Problem: Return the lines below that contain "Application".

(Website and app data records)
****************
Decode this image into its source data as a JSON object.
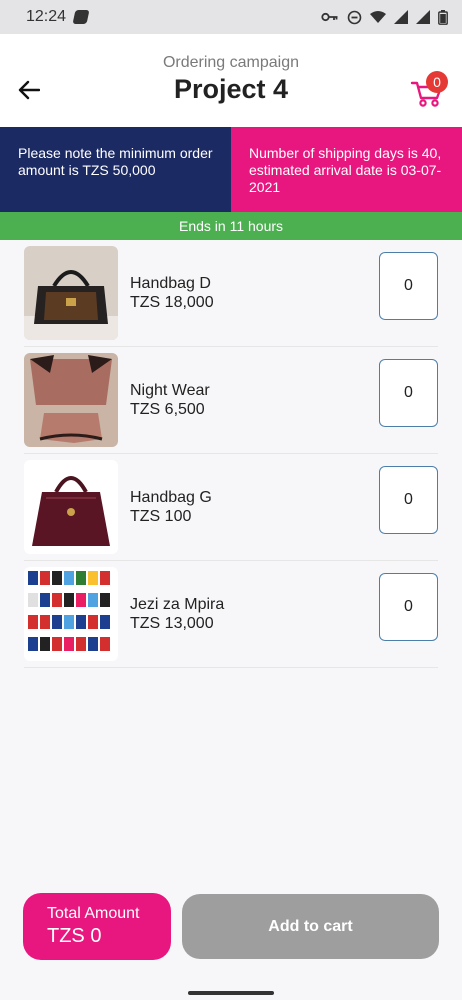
{
  "status_bar": {
    "time": "12:24"
  },
  "header": {
    "subtitle": "Ordering campaign",
    "title": "Project 4",
    "cart_count": "0"
  },
  "banners": {
    "minimum": "Please note the minimum order amount is TZS 50,000",
    "shipping": "Number of shipping days is 40, estimated arrival date is 03-07-2021"
  },
  "countdown": "Ends in 11 hours",
  "products": [
    {
      "name": "Handbag D",
      "price": "TZS 18,000",
      "qty": "0"
    },
    {
      "name": "Night Wear",
      "price": "TZS 6,500",
      "qty": "0"
    },
    {
      "name": "Handbag G",
      "price": "TZS 100",
      "qty": "0"
    },
    {
      "name": "Jezi za Mpira",
      "price": "TZS 13,000",
      "qty": "0"
    }
  ],
  "footer": {
    "total_label": "Total Amount",
    "total_value": "TZS 0",
    "add_to_cart": "Add to cart"
  },
  "colors": {
    "navy": "#1c2a64",
    "pink": "#e8177f",
    "green": "#4caf50",
    "grey_button": "#9e9e9e"
  }
}
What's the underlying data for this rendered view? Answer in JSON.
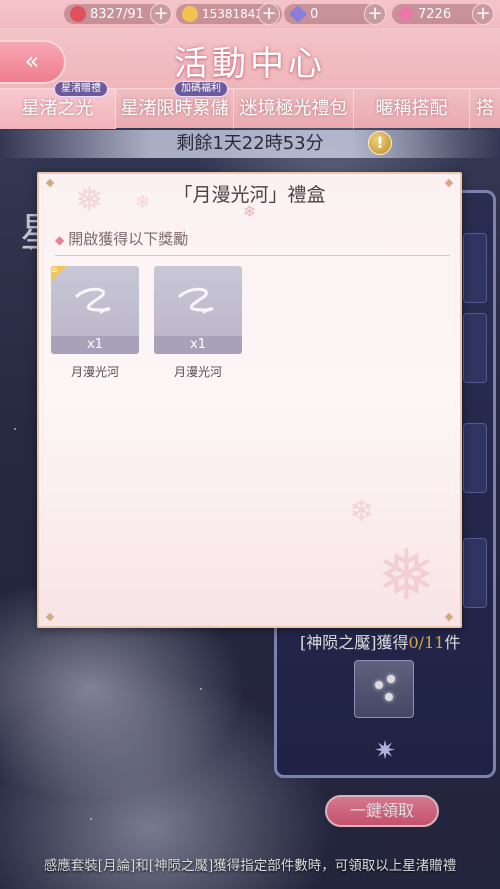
{
  "resources": {
    "stamina": "8327/91",
    "gold": "15381842",
    "diamonds": "0",
    "gems": "7226",
    "plus": "+"
  },
  "header": {
    "back": "«",
    "title": "活動中心"
  },
  "tabs": [
    {
      "label": "星渚之光",
      "badge": "星渚贈禮"
    },
    {
      "label": "星渚限時累儲",
      "badge": "加碼福利"
    },
    {
      "label": "迷境極光禮包",
      "badge": ""
    },
    {
      "label": "暱稱搭配",
      "badge": ""
    },
    {
      "label": "搭",
      "badge": ""
    }
  ],
  "countdown": "剩餘1天22時53分",
  "info": "!",
  "side_title": "星",
  "panel": {
    "part_prefix": "[神陨之魘]獲得",
    "part_count": "0/11",
    "part_suffix": "件"
  },
  "claim_button": "一鍵領取",
  "bottom_note": "感應套裝[月論]和[神陨之魘]獲得指定部件數時，可領取以上星渚贈禮",
  "modal": {
    "title": "「月漫光河」禮盒",
    "section_title": "開啟獲得以下獎勵",
    "rewards": [
      {
        "name": "月漫光河",
        "qty": "x1",
        "is_new": true
      },
      {
        "name": "月漫光河",
        "qty": "x1",
        "is_new": false
      }
    ]
  },
  "colors": {
    "accent_pink": "#e55c7a",
    "header_pink": "#f3c4c8",
    "count_gold": "#f2c34e"
  }
}
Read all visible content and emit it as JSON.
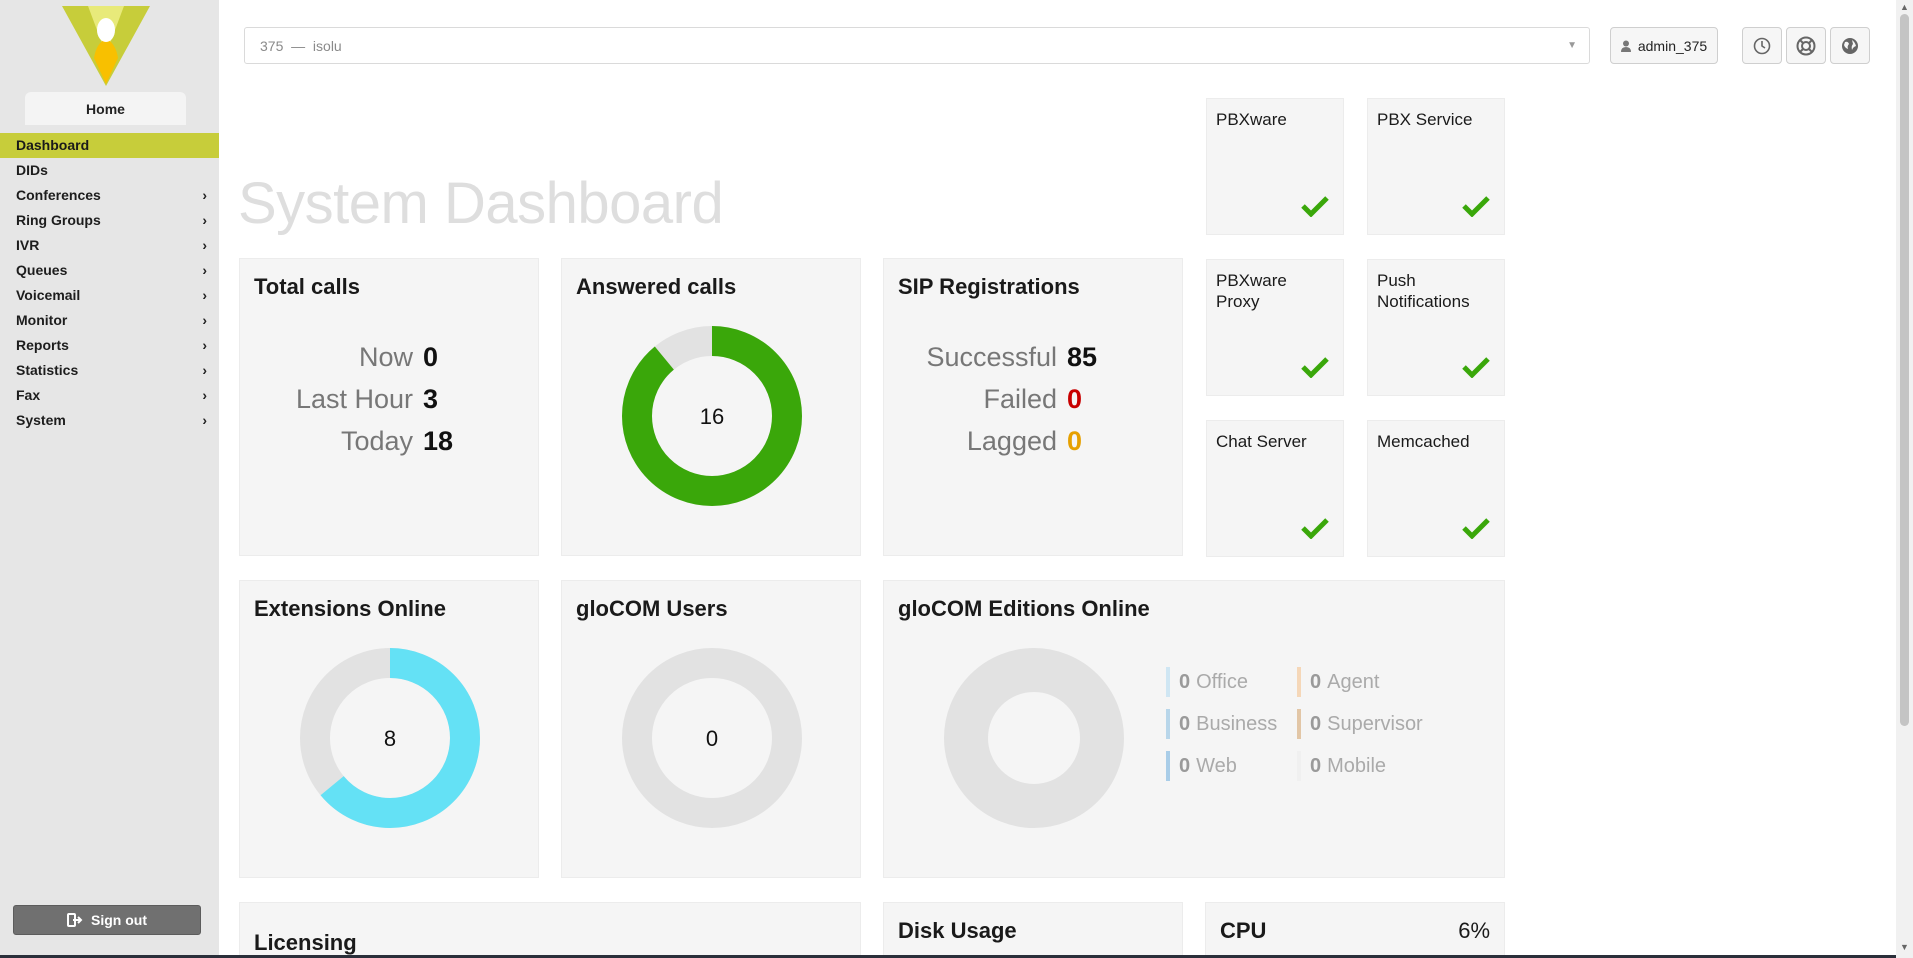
{
  "sidebar": {
    "home_tab": "Home",
    "items": [
      {
        "label": "Dashboard",
        "active": true,
        "has_children": false
      },
      {
        "label": "DIDs",
        "active": false,
        "has_children": false
      },
      {
        "label": "Conferences",
        "active": false,
        "has_children": true
      },
      {
        "label": "Ring Groups",
        "active": false,
        "has_children": true
      },
      {
        "label": "IVR",
        "active": false,
        "has_children": true
      },
      {
        "label": "Queues",
        "active": false,
        "has_children": true
      },
      {
        "label": "Voicemail",
        "active": false,
        "has_children": true
      },
      {
        "label": "Monitor",
        "active": false,
        "has_children": true
      },
      {
        "label": "Reports",
        "active": false,
        "has_children": true
      },
      {
        "label": "Statistics",
        "active": false,
        "has_children": true
      },
      {
        "label": "Fax",
        "active": false,
        "has_children": true
      },
      {
        "label": "System",
        "active": false,
        "has_children": true
      }
    ],
    "signout_label": "Sign out"
  },
  "topbar": {
    "tenant_value": "375  —  isolu",
    "user_label": "admin_375"
  },
  "page_title": "System Dashboard",
  "total_calls": {
    "title": "Total calls",
    "rows": [
      {
        "label": "Now",
        "value": "0"
      },
      {
        "label": "Last Hour",
        "value": "3"
      },
      {
        "label": "Today",
        "value": "18"
      }
    ]
  },
  "answered_calls": {
    "title": "Answered calls",
    "center": "16",
    "fraction": 0.89,
    "color": "#3aa70a"
  },
  "sip": {
    "title": "SIP Registrations",
    "rows": [
      {
        "label": "Successful",
        "value": "85",
        "color": "#111111"
      },
      {
        "label": "Failed",
        "value": "0",
        "color": "#c80000"
      },
      {
        "label": "Lagged",
        "value": "0",
        "color": "#e6a000"
      }
    ]
  },
  "status_tiles": [
    {
      "name": "PBXware"
    },
    {
      "name": "PBX Service"
    },
    {
      "name": "PBXware\nProxy"
    },
    {
      "name": "Push\nNotifications"
    },
    {
      "name": "Chat Server"
    },
    {
      "name": "Memcached"
    }
  ],
  "extensions_online": {
    "title": "Extensions Online",
    "center": "8",
    "fraction": 0.64,
    "color": "#64e1f5"
  },
  "glocom_users": {
    "title": "gloCOM Users",
    "center": "0",
    "fraction": 0
  },
  "glocom_editions": {
    "title": "gloCOM Editions Online",
    "items": [
      {
        "value": "0",
        "label": "Office",
        "color": "#cfe6f3"
      },
      {
        "value": "0",
        "label": "Business",
        "color": "#b8d6ea"
      },
      {
        "value": "0",
        "label": "Web",
        "color": "#a9cde8"
      },
      {
        "value": "0",
        "label": "Agent",
        "color": "#f5d7b8"
      },
      {
        "value": "0",
        "label": "Supervisor",
        "color": "#e2c6a6"
      },
      {
        "value": "0",
        "label": "Mobile",
        "color": "#f0f0f0"
      }
    ]
  },
  "licensing": {
    "title": "Licensing"
  },
  "disk_usage": {
    "title": "Disk Usage"
  },
  "cpu": {
    "title": "CPU",
    "value": "6%"
  },
  "colors": {
    "accent": "#c7cd3a",
    "check": "#3aa70a",
    "donut_empty": "#e2e2e2"
  }
}
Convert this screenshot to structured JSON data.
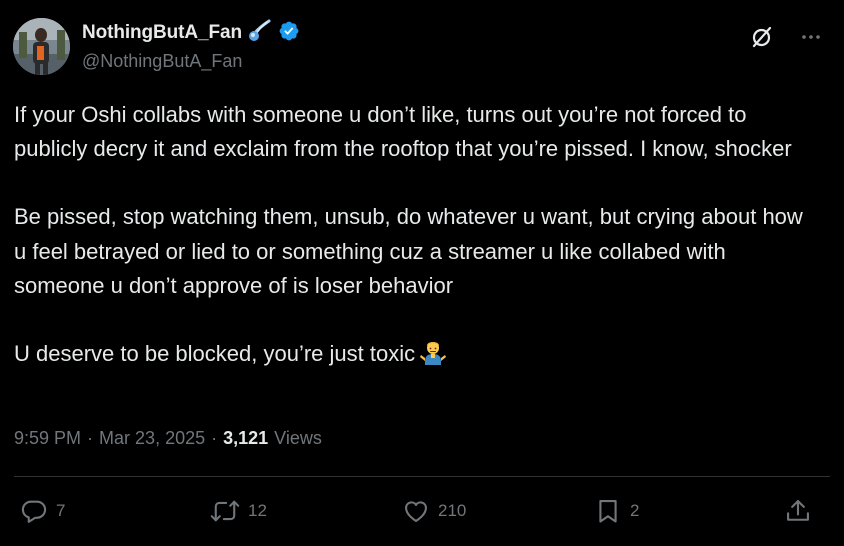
{
  "author": {
    "display_name": "NothingButA_Fan",
    "handle": "@NothingButA_Fan",
    "verified": true
  },
  "tweet": {
    "paragraphs": [
      "If your Oshi collabs with someone u don’t like, turns out you’re not forced to publicly decry it and exclaim from the rooftop that you’re pissed. I know, shocker",
      "Be pissed, stop watching them, unsub, do whatever u want, but crying about how u feel betrayed or lied to or something cuz a streamer u like collabed with someone u don’t approve of is loser behavior",
      "U deserve to be blocked, you’re just toxic"
    ],
    "trailing_emoji": "man-shrugging-icon"
  },
  "meta": {
    "time": "9:59 PM",
    "separator": "·",
    "date": "Mar 23, 2025",
    "views_count": "3,121",
    "views_label": "Views"
  },
  "actions": {
    "replies": "7",
    "reposts": "12",
    "likes": "210",
    "bookmarks": "2"
  },
  "colors": {
    "background": "#000000",
    "text": "#e7e9ea",
    "secondary": "#71767b",
    "verified": "#1d9bf0",
    "divider": "#2f3336"
  }
}
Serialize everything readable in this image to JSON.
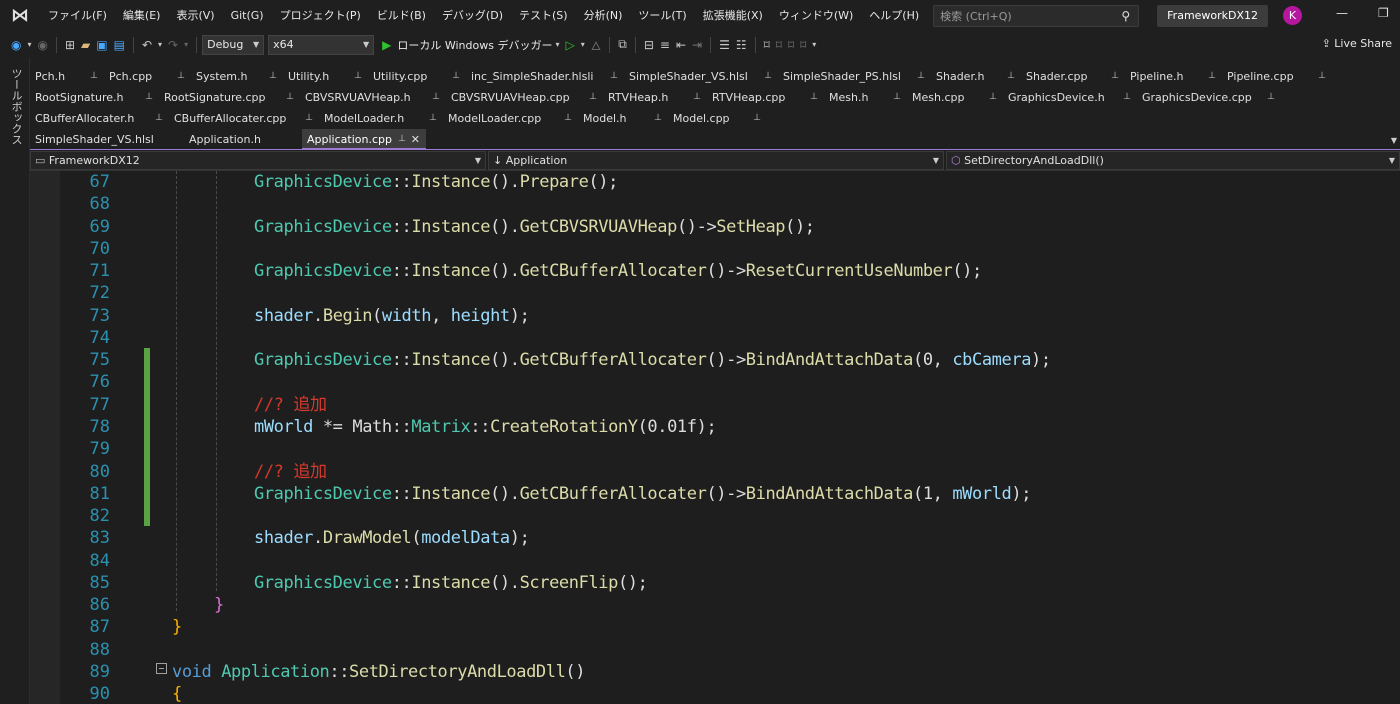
{
  "menubar": {
    "items": [
      "ファイル(F)",
      "編集(E)",
      "表示(V)",
      "Git(G)",
      "プロジェクト(P)",
      "ビルド(B)",
      "デバッグ(D)",
      "テスト(S)",
      "分析(N)",
      "ツール(T)",
      "拡張機能(X)",
      "ウィンドウ(W)",
      "ヘルプ(H)"
    ],
    "search_placeholder": "検索 (Ctrl+Q)",
    "solution_name": "FrameworkDX12",
    "avatar_initial": "K"
  },
  "toolbar": {
    "configuration": "Debug",
    "platform": "x64",
    "run_label": "ローカル Windows デバッガー",
    "liveshare_label": "Live Share"
  },
  "toolbox": {
    "label": "ツールボックス"
  },
  "tabs": {
    "row1": [
      "Pch.h",
      "Pch.cpp",
      "System.h",
      "Utility.h",
      "Utility.cpp",
      "inc_SimpleShader.hlsli",
      "SimpleShader_VS.hlsl",
      "SimpleShader_PS.hlsl",
      "Shader.h",
      "Shader.cpp",
      "Pipeline.h",
      "Pipeline.cpp"
    ],
    "row2": [
      "RootSignature.h",
      "RootSignature.cpp",
      "CBVSRVUAVHeap.h",
      "CBVSRVUAVHeap.cpp",
      "RTVHeap.h",
      "RTVHeap.cpp",
      "Mesh.h",
      "Mesh.cpp",
      "GraphicsDevice.h",
      "GraphicsDevice.cpp"
    ],
    "row3": [
      "CBufferAllocater.h",
      "CBufferAllocater.cpp",
      "ModelLoader.h",
      "ModelLoader.cpp",
      "Model.h",
      "Model.cpp"
    ],
    "row4": [
      "SimpleShader_VS.hlsl",
      "Application.h"
    ],
    "active": "Application.cpp"
  },
  "navbar": {
    "project": "FrameworkDX12",
    "scope": "Application",
    "member": "SetDirectoryAndLoadDll()"
  },
  "editor": {
    "lines": [
      {
        "n": "67",
        "code": [
          [
            "c-type",
            "GraphicsDevice"
          ],
          [
            "",
            "::"
          ],
          [
            "c-fn",
            "Instance"
          ],
          [
            "",
            "()."
          ],
          [
            "c-fn",
            "Prepare"
          ],
          [
            "",
            "();"
          ]
        ]
      },
      {
        "n": "68",
        "code": []
      },
      {
        "n": "69",
        "code": [
          [
            "c-type",
            "GraphicsDevice"
          ],
          [
            "",
            "::"
          ],
          [
            "c-fn",
            "Instance"
          ],
          [
            "",
            "()."
          ],
          [
            "c-fn",
            "GetCBVSRVUAVHeap"
          ],
          [
            "",
            "()->"
          ],
          [
            "c-fn",
            "SetHeap"
          ],
          [
            "",
            "();"
          ]
        ]
      },
      {
        "n": "70",
        "code": []
      },
      {
        "n": "71",
        "code": [
          [
            "c-type",
            "GraphicsDevice"
          ],
          [
            "",
            "::"
          ],
          [
            "c-fn",
            "Instance"
          ],
          [
            "",
            "()."
          ],
          [
            "c-fn",
            "GetCBufferAllocater"
          ],
          [
            "",
            "()->"
          ],
          [
            "c-fn",
            "ResetCurrentUseNumber"
          ],
          [
            "",
            "();"
          ]
        ]
      },
      {
        "n": "72",
        "code": []
      },
      {
        "n": "73",
        "code": [
          [
            "c-var",
            "shader"
          ],
          [
            "",
            "."
          ],
          [
            "c-fn",
            "Begin"
          ],
          [
            "",
            "("
          ],
          [
            "c-var",
            "width"
          ],
          [
            "",
            ", "
          ],
          [
            "c-var",
            "height"
          ],
          [
            "",
            ");"
          ]
        ]
      },
      {
        "n": "74",
        "code": []
      },
      {
        "n": "75",
        "code": [
          [
            "c-type",
            "GraphicsDevice"
          ],
          [
            "",
            "::"
          ],
          [
            "c-fn",
            "Instance"
          ],
          [
            "",
            "()."
          ],
          [
            "c-fn",
            "GetCBufferAllocater"
          ],
          [
            "",
            "()->"
          ],
          [
            "c-fn",
            "BindAndAttachData"
          ],
          [
            "",
            "(0, "
          ],
          [
            "c-var",
            "cbCamera"
          ],
          [
            "",
            ");"
          ]
        ]
      },
      {
        "n": "76",
        "code": []
      },
      {
        "n": "77",
        "code": [
          [
            "c-cmt",
            "//? 追加"
          ]
        ]
      },
      {
        "n": "78",
        "code": [
          [
            "c-var",
            "mWorld"
          ],
          [
            "",
            " *= Math::"
          ],
          [
            "c-type",
            "Matrix"
          ],
          [
            "",
            "::"
          ],
          [
            "c-fn",
            "CreateRotationY"
          ],
          [
            "",
            "(0.01f);"
          ]
        ]
      },
      {
        "n": "79",
        "code": []
      },
      {
        "n": "80",
        "code": [
          [
            "c-cmt",
            "//? 追加"
          ]
        ]
      },
      {
        "n": "81",
        "code": [
          [
            "c-type",
            "GraphicsDevice"
          ],
          [
            "",
            "::"
          ],
          [
            "c-fn",
            "Instance"
          ],
          [
            "",
            "()."
          ],
          [
            "c-fn",
            "GetCBufferAllocater"
          ],
          [
            "",
            "()->"
          ],
          [
            "c-fn",
            "BindAndAttachData"
          ],
          [
            "",
            "(1, "
          ],
          [
            "c-var",
            "mWorld"
          ],
          [
            "",
            ");"
          ]
        ]
      },
      {
        "n": "82",
        "code": []
      },
      {
        "n": "83",
        "code": [
          [
            "c-var",
            "shader"
          ],
          [
            "",
            "."
          ],
          [
            "c-fn",
            "DrawModel"
          ],
          [
            "",
            "("
          ],
          [
            "c-var",
            "modelData"
          ],
          [
            "",
            ");"
          ]
        ]
      },
      {
        "n": "84",
        "code": []
      },
      {
        "n": "85",
        "code": [
          [
            "c-type",
            "GraphicsDevice"
          ],
          [
            "",
            "::"
          ],
          [
            "c-fn",
            "Instance"
          ],
          [
            "",
            "()."
          ],
          [
            "c-fn",
            "ScreenFlip"
          ],
          [
            "",
            "();"
          ]
        ]
      },
      {
        "n": "86",
        "code": [
          [
            "c-brace-m",
            "}"
          ]
        ]
      },
      {
        "n": "87",
        "code": [
          [
            "c-brace-o",
            "}"
          ]
        ]
      },
      {
        "n": "88",
        "code": []
      },
      {
        "n": "89",
        "code": [
          [
            "c-kw",
            "void "
          ],
          [
            "c-type",
            "Application"
          ],
          [
            "",
            "::"
          ],
          [
            "c-fn",
            "SetDirectoryAndLoadDll"
          ],
          [
            "",
            "()"
          ]
        ]
      },
      {
        "n": "90",
        "code": [
          [
            "c-brace-o",
            "{"
          ]
        ]
      }
    ]
  }
}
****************
Your response:
      "Application.h"
    "active": "Application.cpp"
    "scope": "Application",
            "Application"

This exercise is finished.